Set down each record below exactly as it stands. Pictures are not part of the copy.

################

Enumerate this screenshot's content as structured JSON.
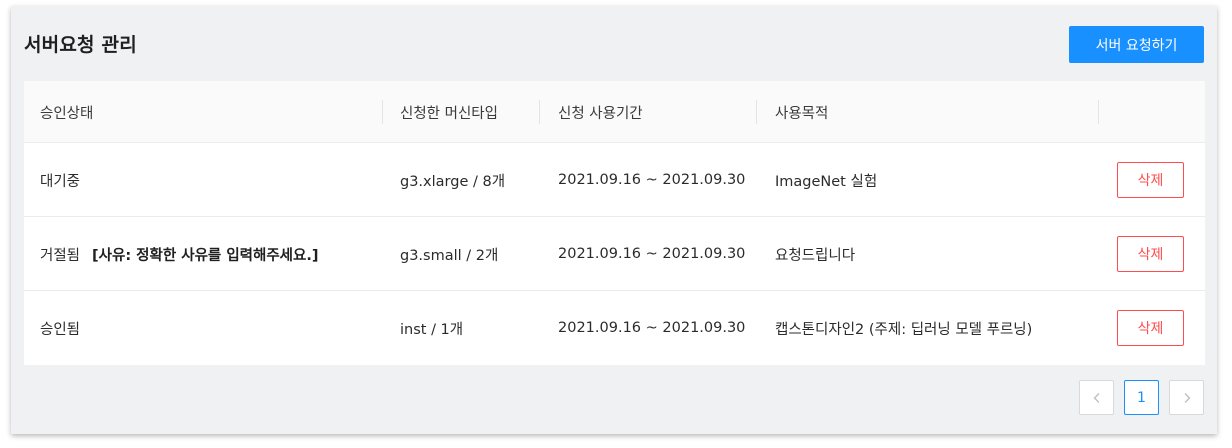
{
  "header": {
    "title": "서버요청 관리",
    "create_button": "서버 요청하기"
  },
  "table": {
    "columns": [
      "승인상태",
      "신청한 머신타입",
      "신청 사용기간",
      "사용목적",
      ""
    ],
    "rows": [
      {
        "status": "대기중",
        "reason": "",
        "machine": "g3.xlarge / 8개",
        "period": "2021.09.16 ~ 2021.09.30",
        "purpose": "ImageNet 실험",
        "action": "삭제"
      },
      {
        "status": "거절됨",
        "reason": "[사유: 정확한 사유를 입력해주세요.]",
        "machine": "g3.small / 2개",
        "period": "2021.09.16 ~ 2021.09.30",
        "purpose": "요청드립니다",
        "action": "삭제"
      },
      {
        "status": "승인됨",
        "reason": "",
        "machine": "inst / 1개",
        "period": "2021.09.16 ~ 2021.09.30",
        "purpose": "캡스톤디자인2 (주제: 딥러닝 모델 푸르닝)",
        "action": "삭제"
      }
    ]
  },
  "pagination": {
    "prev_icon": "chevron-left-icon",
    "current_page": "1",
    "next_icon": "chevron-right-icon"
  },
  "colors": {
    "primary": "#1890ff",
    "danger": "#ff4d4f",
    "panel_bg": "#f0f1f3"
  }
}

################

ANSWER SPACE:
Enumerate this screenshot's content as structured JSON.
{
  "header": {
    "title": "서버요청 관리",
    "create_button": "서버 요청하기"
  },
  "table": {
    "columns": [
      "승인상태",
      "신청한 머신타입",
      "신청 사용기간",
      "사용목적",
      ""
    ],
    "rows": [
      {
        "status": "대기중",
        "reason": "",
        "machine": "g3.xlarge / 8개",
        "period": "2021.09.16 ~ 2021.09.30",
        "purpose": "ImageNet 실험",
        "action": "삭제"
      },
      {
        "status": "거절됨",
        "reason": "[사유: 정확한 사유를 입력해주세요.]",
        "machine": "g3.small / 2개",
        "period": "2021.09.16 ~ 2021.09.30",
        "purpose": "요청드립니다",
        "action": "삭제"
      },
      {
        "status": "승인됨",
        "reason": "",
        "machine": "inst / 1개",
        "period": "2021.09.16 ~ 2021.09.30",
        "purpose": "캡스톤디자인2 (주제: 딥러닝 모델 푸르닝)",
        "action": "삭제"
      }
    ]
  },
  "pagination": {
    "prev_icon": "chevron-left-icon",
    "current_page": "1",
    "next_icon": "chevron-right-icon"
  },
  "colors": {
    "primary": "#1890ff",
    "danger": "#ff4d4f",
    "panel_bg": "#f0f1f3"
  }
}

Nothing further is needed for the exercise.